Crypto is making its debut on the Wisconsin gubernatorial campaign trail. But the Wisconsin Ethics Commission isn’t sure how it feels about it.
Phil Anderson, chair of the Libertarian Party of Wisconsin, is immersed in his campaign for governor. His platform represents various libertarian ideals, such as economic freedom, criminal justice reform, and educational choice. True to his party, he is circumspect of governmental intervention and regulation.
He also believes in the power of cryptocurrency and blockchain technology.
About a week ago, his campaign launched a donation portal on its website using BitPay, a global bitcoin payment service provider. Individuals both in Wisconsin and out of state can donate bitcoin or bitcoin cash.
“There were many, many people who expressed a desire to donate in bitcoin,” Anderson told ETHNews. “I know that there’s interest in it not only amongst libertarians and crypto enthusiasts but also the general public.”
However, the Wisconsin Ethics Commission has provided ambiguous feedback about Anderson’s acceptance of bitcoin donations. State statute allows donations of money and tangible assets, but there is no provision for an intangible asset such as cryptocurrency.
To get clarification, Anderson sent the commission a letter in January to request a judgment regarding the legality of cryptocurrency campaign donations. The authority held a hearing in April – where Anderson testified in support of the donations – but due to the complex nature of cryptocurrencies, the commissioners decided to refer the case to the Wisconsin State Assembly, the lower house of the state‘s legislature. Although the commission did not make a concrete decision, he does not believe it opposes this type of campaign contribution.
“They were just wrestling with the definition and what their understanding of cryptocurrencies was,” said Anderson.
The state assembly is yet to decide on Anderson’s case, but he went ahead and launched the crypto donation portal anyway. He believes that because of the security of BitPay (users must provide identifying information to donate) and his campaign’s consideration of contribution limits, there is no problem in accepting bitcoin.
“Since the portal is up and you can see exactly how it works and the information you have to enter to make a contribution, it’s extremely unlikely that the commission would step in,” said Anderson. “If they just take a look, they’ll see that we’re following all the rules.”
In the week since launching its portal, Anderson’s campaign has received a couple of small bitcoin donations, each worth around $20. He said the volume of cash donations, which his campaign has accepted for months, is not comparable with crypto at this time.

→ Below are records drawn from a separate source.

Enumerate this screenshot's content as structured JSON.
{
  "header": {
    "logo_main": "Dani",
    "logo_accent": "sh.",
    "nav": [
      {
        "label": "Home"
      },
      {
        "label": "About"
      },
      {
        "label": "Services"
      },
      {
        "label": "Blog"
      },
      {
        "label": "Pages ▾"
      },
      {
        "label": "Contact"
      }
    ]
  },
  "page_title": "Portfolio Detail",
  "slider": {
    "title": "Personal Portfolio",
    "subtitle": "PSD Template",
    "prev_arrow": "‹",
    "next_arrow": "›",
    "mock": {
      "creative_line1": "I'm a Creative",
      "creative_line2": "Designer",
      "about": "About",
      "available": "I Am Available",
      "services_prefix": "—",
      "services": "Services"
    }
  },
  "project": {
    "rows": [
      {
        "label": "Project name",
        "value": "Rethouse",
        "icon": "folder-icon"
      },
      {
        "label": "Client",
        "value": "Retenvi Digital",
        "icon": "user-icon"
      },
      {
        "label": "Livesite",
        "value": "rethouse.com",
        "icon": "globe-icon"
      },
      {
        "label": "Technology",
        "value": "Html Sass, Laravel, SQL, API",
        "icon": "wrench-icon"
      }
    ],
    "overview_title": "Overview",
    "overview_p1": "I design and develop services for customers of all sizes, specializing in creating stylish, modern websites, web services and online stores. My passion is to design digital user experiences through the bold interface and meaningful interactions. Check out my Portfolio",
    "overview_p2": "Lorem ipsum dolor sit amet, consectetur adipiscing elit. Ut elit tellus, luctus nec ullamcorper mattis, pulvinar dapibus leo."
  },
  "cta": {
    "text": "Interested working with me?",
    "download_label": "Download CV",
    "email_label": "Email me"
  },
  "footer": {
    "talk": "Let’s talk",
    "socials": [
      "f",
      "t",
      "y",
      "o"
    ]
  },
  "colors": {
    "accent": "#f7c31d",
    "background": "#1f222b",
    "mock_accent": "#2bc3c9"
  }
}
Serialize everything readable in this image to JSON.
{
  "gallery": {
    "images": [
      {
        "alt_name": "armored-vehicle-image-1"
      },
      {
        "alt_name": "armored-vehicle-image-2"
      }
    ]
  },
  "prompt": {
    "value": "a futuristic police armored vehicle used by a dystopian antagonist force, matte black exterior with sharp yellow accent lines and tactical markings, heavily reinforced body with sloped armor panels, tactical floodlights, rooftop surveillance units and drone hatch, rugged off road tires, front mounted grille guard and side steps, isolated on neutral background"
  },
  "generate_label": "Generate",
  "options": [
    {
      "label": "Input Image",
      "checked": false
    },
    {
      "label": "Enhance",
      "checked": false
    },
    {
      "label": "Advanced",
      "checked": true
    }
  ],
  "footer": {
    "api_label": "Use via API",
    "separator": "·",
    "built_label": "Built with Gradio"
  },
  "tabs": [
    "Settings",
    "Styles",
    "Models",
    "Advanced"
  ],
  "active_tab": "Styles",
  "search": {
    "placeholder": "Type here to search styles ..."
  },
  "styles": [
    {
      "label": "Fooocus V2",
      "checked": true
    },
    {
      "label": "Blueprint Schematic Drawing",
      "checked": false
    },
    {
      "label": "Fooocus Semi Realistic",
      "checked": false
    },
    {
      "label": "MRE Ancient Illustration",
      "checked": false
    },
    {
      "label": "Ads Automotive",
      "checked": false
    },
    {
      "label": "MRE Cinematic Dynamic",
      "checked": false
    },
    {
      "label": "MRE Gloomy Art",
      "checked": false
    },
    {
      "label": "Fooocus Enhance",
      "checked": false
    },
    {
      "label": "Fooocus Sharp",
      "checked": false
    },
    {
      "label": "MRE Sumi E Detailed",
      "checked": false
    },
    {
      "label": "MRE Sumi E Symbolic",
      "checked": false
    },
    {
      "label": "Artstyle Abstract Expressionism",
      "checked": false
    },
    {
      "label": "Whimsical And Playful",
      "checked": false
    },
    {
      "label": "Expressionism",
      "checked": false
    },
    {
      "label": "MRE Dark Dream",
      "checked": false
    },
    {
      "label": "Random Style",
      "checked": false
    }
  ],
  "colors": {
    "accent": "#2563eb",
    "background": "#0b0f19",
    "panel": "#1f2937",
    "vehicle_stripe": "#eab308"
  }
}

With exposure, however, he believes that bitcoin donations will ramp up.
“If you ask me … in two months, we’ll have a better feel for what’s coming, but right now, the public is just finding out about [cryptocurrencies],” said Anderson. “We plan, through social media and the national Libertarian Party, to make sure people are aware of this and hopefully get some crypto donations from people outside of Wisconsin as well.”
Anderson went on to discuss the benefits of cryptocurrency outside of campaign contributions. For example, he said that as governor, he would try to set up a system wherein people could use cryptocurrency as a payment method for state government-related transactions, although he doubts “that [would] happen right away because there’s a tremendous bureaucracy in the way.” Also, if he were elected, he would try to prevent the government from regulating cryptocurrency.
“I’d be very, very careful about instituting any rules that imply that the government had the power to regulate it, even if they were supportive at this time,” said Anderson. “I would tread very lightly.”
Besides cryptocurrency, Anderson talked about the positive qualities of its underlying technology, blockchain. He said there is “tremendous potential for using the blockchain itself for governmental functions, for accountability, for information being available to people, for verification, and for voting and elections.”
Anderson hopes Wisconsin does not fall too far behind the crypto train. “We stand to benefit as a state if we’re a first adopter rather than waiting until everybody else does and then playing catch-up,” he said. He then described how the technology could potentially help the state, like with its imports and exports.
Obviously, much of the libertarian crowd endorses blockchain technology, as the party’s ideals and crypto often go hand in hand. Anderson’s campaign, then, lies at the crossroads of the quest for financial and political liberty.
The Wisconsin primary will be held August 14.